Kevin Rose Built an App That Tracks His 16-Hour Fasts and Wears a Ring That Tracks His Sleep

Someday, he says, you will too.

Portlander Kevin Rose really likes data.

Rose wears a ring made by a company he invested in called Oura that tracks his sleep. Every week, he sticks a new Dexcom glucose sensor into his abdomen to see how well he's metabolizing sugars. Rose fasts for 16 hours every day, and he tracks the time on an app called Zero (which he built, by the way).

Why does a 43-year-old in good health care so much about his metabolism? Because before Rose's father died of a heart attack at 72, he spent a lot of time in hospitals. He had two bypass surgeries, two stents and some angioplasty, and suffered a lot of neuropathy.

"It was not fun," Rose says.

If you're not fasting yet, Rose bets that you will be soon. Studies show that calorie deprivation makes mice live a lot longer. Dr. Satchidananda Panda of the Salk Institute calls it time-restricted eating. Confining caloric consumption to an eight- to 12-hour period could help prevent high cholesterol, diabetes and obesity, Panda says. Do that and you live longer.

Rose is a venture capitalist. He is a partner at a firm called True Ventures. Before that, he was an angel investor. And before that, he founded Digg, an aggregator that was Reddit before Reddit. For a couple of years, Rose was considered the leader of the brat pack in Silicon Valley. His youthful face popped up on the covers of Businessweek and Inc. magazine. Rose's colleagues, according to Business Insider, "paint a picture of Rose as a brilliant product designer with an uncanny sense for the perfect user experience."

Rose, who settled in Portland in 2018, plans to talk about venture investing and the future of health technology at Willamette Week's virtual TechfestNW on Dec. 2-4.

Rose has been tech savvy all his life.

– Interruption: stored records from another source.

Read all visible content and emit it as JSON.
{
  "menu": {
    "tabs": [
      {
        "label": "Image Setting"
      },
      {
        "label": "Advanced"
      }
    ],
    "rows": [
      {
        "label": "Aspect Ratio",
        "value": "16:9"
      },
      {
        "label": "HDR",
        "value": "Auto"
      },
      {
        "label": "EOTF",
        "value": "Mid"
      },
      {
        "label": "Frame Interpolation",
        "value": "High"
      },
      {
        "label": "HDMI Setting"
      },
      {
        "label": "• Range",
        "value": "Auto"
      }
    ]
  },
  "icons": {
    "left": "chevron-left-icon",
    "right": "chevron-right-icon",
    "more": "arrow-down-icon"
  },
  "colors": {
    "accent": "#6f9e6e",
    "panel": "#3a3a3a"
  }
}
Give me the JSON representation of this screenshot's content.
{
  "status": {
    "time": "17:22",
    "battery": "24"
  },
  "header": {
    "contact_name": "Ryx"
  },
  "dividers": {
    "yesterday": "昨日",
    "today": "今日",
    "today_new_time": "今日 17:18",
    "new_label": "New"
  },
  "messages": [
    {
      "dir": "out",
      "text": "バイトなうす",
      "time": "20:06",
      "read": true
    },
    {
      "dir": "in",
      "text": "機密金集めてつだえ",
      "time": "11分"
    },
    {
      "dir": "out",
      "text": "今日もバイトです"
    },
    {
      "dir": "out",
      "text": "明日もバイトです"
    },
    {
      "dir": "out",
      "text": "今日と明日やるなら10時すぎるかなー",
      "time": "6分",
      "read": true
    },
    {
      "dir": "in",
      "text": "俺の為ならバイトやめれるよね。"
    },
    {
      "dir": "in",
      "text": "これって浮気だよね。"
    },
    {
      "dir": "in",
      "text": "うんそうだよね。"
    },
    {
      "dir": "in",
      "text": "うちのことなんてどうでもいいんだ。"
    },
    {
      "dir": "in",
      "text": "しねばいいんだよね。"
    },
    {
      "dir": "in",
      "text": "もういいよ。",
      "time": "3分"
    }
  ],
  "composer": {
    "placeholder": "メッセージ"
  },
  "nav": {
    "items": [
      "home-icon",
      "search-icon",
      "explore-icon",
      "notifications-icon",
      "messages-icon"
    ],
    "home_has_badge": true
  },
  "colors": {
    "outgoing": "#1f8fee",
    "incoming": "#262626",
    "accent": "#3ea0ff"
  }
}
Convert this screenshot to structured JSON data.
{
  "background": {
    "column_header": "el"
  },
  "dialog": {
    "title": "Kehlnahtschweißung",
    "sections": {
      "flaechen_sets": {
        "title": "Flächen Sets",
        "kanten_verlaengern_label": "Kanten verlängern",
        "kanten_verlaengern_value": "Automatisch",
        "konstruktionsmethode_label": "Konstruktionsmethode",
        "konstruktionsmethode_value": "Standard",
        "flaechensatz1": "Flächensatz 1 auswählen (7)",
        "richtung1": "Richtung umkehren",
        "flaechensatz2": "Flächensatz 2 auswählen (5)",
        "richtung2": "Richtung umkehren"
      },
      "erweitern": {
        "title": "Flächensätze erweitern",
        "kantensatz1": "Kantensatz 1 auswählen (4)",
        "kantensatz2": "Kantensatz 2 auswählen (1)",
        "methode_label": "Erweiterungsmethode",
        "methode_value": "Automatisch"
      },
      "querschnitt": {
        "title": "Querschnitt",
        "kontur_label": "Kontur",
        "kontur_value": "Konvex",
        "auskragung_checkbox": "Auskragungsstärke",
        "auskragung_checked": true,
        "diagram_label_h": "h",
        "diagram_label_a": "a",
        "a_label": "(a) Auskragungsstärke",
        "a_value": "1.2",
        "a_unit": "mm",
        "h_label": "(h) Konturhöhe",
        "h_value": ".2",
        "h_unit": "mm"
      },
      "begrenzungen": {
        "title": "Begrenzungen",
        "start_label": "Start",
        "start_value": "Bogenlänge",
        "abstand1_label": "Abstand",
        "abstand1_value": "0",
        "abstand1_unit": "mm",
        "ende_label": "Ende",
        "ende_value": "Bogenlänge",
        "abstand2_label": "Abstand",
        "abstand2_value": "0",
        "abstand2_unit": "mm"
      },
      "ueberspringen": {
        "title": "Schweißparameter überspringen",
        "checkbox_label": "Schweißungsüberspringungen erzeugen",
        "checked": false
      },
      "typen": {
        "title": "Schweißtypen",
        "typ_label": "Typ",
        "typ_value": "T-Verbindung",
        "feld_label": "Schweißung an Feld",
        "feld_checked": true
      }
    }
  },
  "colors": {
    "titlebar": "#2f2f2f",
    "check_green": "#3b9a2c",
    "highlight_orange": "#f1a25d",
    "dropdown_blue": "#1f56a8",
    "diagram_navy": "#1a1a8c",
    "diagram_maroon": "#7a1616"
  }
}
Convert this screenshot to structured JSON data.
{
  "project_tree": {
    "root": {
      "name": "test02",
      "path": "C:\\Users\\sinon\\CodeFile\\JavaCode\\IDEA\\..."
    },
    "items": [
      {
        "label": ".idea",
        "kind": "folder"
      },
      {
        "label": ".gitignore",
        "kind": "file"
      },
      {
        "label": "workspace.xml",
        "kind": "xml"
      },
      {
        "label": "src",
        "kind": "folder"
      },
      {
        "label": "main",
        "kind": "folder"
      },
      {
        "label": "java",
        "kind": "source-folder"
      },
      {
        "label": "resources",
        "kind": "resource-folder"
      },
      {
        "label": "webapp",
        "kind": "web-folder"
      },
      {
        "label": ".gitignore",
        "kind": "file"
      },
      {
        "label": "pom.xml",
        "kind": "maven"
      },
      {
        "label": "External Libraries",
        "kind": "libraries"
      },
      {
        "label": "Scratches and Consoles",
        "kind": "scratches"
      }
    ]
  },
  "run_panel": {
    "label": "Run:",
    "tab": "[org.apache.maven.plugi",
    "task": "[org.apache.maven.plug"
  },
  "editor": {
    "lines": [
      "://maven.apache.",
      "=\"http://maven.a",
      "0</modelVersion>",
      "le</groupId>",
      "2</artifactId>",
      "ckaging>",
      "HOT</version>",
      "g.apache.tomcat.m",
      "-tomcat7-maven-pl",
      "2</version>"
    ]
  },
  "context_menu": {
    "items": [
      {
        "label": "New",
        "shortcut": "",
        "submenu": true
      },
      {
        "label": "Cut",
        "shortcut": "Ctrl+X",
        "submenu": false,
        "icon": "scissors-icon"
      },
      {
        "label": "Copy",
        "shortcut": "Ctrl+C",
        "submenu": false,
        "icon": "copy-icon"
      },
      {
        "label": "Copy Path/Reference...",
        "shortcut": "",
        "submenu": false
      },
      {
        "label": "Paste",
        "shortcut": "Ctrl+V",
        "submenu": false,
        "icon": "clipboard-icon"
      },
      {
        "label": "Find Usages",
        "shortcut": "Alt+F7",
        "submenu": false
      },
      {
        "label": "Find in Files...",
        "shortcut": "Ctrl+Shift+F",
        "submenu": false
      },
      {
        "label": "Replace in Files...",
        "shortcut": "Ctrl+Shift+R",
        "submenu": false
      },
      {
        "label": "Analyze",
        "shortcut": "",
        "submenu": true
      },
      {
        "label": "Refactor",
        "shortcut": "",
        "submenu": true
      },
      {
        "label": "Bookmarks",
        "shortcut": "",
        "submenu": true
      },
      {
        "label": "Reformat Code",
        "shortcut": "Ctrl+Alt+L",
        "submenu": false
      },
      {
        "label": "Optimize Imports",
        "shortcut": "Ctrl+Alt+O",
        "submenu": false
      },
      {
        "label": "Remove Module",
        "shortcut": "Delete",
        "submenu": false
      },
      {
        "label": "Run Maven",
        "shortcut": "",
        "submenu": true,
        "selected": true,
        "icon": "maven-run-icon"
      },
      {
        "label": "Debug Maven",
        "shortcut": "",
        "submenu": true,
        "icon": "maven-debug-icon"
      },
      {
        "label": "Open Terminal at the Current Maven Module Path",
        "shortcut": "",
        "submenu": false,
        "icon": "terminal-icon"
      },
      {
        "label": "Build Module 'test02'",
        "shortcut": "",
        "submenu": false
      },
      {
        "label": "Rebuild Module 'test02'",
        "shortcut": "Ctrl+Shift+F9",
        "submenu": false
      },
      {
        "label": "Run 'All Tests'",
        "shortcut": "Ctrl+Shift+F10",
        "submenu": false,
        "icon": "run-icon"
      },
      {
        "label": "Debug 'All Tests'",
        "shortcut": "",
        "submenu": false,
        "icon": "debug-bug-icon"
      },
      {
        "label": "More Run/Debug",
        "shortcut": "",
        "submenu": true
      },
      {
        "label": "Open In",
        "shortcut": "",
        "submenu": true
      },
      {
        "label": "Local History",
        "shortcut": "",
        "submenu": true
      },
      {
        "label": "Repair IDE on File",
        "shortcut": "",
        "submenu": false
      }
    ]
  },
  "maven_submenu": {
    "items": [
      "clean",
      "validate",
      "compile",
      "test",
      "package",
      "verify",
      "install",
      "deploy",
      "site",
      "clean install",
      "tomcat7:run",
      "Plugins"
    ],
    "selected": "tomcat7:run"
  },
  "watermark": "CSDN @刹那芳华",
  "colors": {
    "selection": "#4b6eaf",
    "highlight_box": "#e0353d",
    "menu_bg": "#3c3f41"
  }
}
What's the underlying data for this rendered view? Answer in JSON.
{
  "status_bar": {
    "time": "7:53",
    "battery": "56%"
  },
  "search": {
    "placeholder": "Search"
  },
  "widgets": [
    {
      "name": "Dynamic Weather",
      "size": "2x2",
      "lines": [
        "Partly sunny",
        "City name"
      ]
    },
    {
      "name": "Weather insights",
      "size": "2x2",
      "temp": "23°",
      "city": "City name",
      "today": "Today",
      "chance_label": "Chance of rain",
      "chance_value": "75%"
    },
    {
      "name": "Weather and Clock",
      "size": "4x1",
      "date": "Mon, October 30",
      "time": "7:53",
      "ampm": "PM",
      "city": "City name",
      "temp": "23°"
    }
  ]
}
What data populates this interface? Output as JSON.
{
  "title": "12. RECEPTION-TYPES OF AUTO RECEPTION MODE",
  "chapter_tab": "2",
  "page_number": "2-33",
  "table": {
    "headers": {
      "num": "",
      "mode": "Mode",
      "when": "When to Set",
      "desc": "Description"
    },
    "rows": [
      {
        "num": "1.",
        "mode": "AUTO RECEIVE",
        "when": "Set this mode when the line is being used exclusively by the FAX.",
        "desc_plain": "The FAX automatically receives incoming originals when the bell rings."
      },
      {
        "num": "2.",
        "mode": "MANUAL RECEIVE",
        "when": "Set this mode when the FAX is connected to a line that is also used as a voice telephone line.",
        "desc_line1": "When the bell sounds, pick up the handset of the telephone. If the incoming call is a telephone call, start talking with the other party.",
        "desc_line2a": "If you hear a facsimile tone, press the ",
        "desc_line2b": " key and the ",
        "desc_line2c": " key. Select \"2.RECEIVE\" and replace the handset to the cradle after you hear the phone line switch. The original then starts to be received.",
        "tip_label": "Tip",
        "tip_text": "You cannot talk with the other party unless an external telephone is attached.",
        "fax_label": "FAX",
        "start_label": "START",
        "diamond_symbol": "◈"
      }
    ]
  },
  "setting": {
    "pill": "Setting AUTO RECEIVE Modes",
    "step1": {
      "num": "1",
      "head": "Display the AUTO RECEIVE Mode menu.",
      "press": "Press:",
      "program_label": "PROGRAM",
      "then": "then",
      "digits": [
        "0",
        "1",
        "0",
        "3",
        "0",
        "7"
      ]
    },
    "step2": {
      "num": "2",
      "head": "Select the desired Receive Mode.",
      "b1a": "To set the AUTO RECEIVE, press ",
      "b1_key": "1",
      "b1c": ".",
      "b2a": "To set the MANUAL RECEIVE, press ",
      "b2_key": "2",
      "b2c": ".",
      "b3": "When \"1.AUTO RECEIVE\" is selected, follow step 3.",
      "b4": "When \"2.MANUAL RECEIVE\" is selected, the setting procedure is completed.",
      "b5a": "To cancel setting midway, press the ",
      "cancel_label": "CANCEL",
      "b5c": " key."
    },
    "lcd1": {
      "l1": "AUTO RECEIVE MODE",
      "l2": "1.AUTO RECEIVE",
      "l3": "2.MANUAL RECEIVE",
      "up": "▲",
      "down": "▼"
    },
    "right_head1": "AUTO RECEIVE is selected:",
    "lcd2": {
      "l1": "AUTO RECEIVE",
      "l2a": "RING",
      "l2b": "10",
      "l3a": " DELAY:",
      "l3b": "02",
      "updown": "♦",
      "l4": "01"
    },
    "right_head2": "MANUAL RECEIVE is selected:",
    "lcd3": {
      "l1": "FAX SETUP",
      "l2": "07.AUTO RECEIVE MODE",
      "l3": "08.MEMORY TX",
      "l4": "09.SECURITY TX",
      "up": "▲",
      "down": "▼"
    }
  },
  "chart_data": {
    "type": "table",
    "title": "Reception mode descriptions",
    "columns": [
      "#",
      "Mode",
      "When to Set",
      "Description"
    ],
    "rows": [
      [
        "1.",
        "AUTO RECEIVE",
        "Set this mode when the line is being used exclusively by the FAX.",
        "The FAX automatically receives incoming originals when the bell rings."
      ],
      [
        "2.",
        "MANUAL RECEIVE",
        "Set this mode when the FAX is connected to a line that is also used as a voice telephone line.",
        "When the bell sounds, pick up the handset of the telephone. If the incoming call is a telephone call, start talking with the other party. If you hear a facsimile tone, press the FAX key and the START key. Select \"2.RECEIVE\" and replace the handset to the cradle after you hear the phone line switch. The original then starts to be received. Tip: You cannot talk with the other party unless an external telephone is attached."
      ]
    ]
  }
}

He remembers his first computer: a 286SX16 Packard Bell. "My dad bought it for me," Rose says "We got it used. It came with four megs of RAM."

Rose went to a technical high school in Las Vegas, where he taught himself how to do simple computer animation. Next, Rose went to work at the Nevada Test Site, 65 miles northwest of Las Vegas, where the Department of Energy detonated atomic bombs and the Air Force tests super-secret aircraft. They needed people to do more mundane things, like network their computers, too, but few of the old-timers knew how. It was heaven for a geek. He dropped out after one semester at the University of Nevada at Las Vegas and went full time, working four 10-hour days a week in the middle of nowhere.

"You take an unmarked bus out there, and you have security clearance and all that good stuff," Rose says. And you get to be near the infamous Area 51, where conspiracy theorists suspect the government is holding crashed alien spacecraft and perhaps alien cadavers.

Around 1999, Rose started reading about the tech boom in Silicon Valley and decided he had to go there. He landed a job as a production assistant at TechTV, a cable channel funded by the late billionaire and Portland Trail Blazers owner Paul Allen. One day, he found a vulnerability in Microsoft Windows and went on air to talk about it. That led to more spots and, eventually, a job as host of his own show, Screensavers.

In 2004, Rose started working on a pet project called Digg that let users share news stories and other content. Other websites started adding Digg buttons to their pages to make sharing easier, and the site took off. At the same time, Rose started a video podcast company called Revision3, inspired by TechTV, which had been sold to Comcast.

Both Digg and Revision3 attracted venture capital. Better yet, Google agreed to buy Digg for $200 million, but the deal fell apart during the due diligence. In the end, Rose and his partners sold Digg in pieces. Rose's investors lost most of their money.

Revision3 did much, much better. It sold to the Discovery Channel for $35 million. By this time, Rose had gotten to know lots of tech CEOs. He took his money and put it into fledgling companies, including Square, Twitter and Facebook. Modest about his accomplishments, he doesn't like to talk about how much he made on those deals.

Others, though, say he has unique skills, even in an industry ruled by people with big brains and lots of guts. Fellow angel investor and author (The 4-Hour Workweek) Tim Ferriss told WW that Rose is "unfairly good" at venture investing because he can pick winning companies whether they are at the napkin stage or doing later rounds of financing.

"I honestly don't know how he does it," Ferriss says.

Rose is also resilient. "Everyone playing in these games strikes out sometimes," Ferriss says, including Rose. "It's a huge advantage, in business and in life, to be able to splash water on your face and quickly move on to the next big thing."

(You can watch Rose and many other fantastic speakers, along with startups from around the world pitching their ideas at virtual TechfestNW.  Tickets are only $20 and all ticket revenue goes to three local non-profits!)